◆ Assignment
What you return must be every line below that includes the word "description".

BEGIN Dataset extract

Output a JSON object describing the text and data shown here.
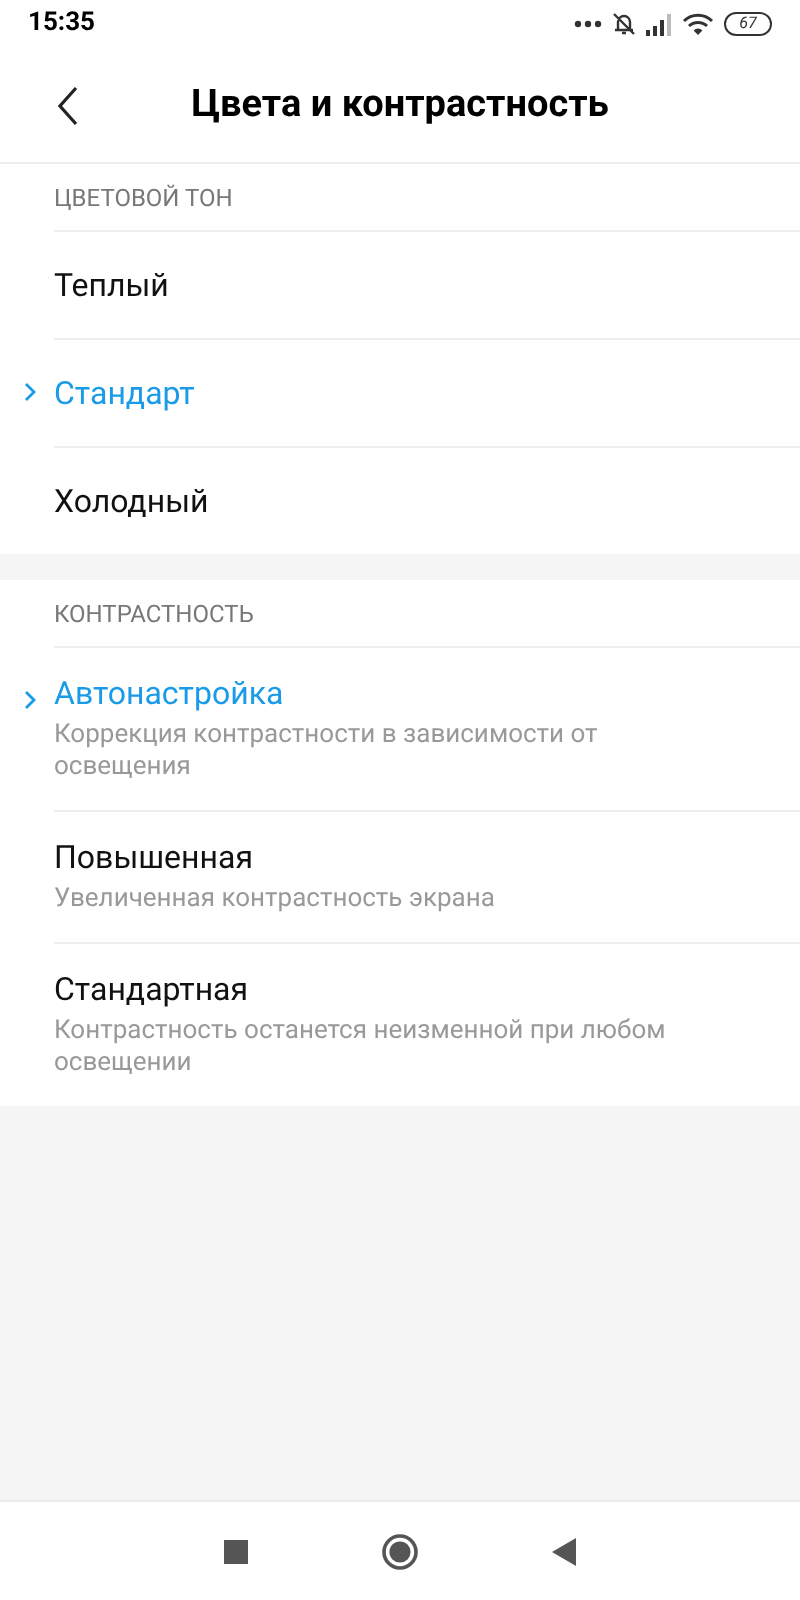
{
  "status_bar": {
    "time": "15:35",
    "battery": "67"
  },
  "header": {
    "title": "Цвета и контрастность"
  },
  "sections": [
    {
      "title": "ЦВЕТОВОЙ ТОН",
      "items": [
        {
          "label": "Теплый",
          "selected": false
        },
        {
          "label": "Стандарт",
          "selected": true
        },
        {
          "label": "Холодный",
          "selected": false
        }
      ]
    },
    {
      "title": "КОНТРАСТНОСТЬ",
      "items": [
        {
          "label": "Автонастройка",
          "description": "Коррекция контрастности в зависимости от освещения",
          "selected": true
        },
        {
          "label": "Повышенная",
          "description": "Увеличенная контрастность экрана",
          "selected": false
        },
        {
          "label": "Стандартная",
          "description": "Контрастность останется неизменной при любом освещении",
          "selected": false
        }
      ]
    }
  ]
}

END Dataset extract

◆ Solution
          "description": "Коррекция контрастности в зависимости от освещения",
          "description": "Увеличенная контрастность экрана",
          "description": "Контрастность останется неизменной при любом освещении",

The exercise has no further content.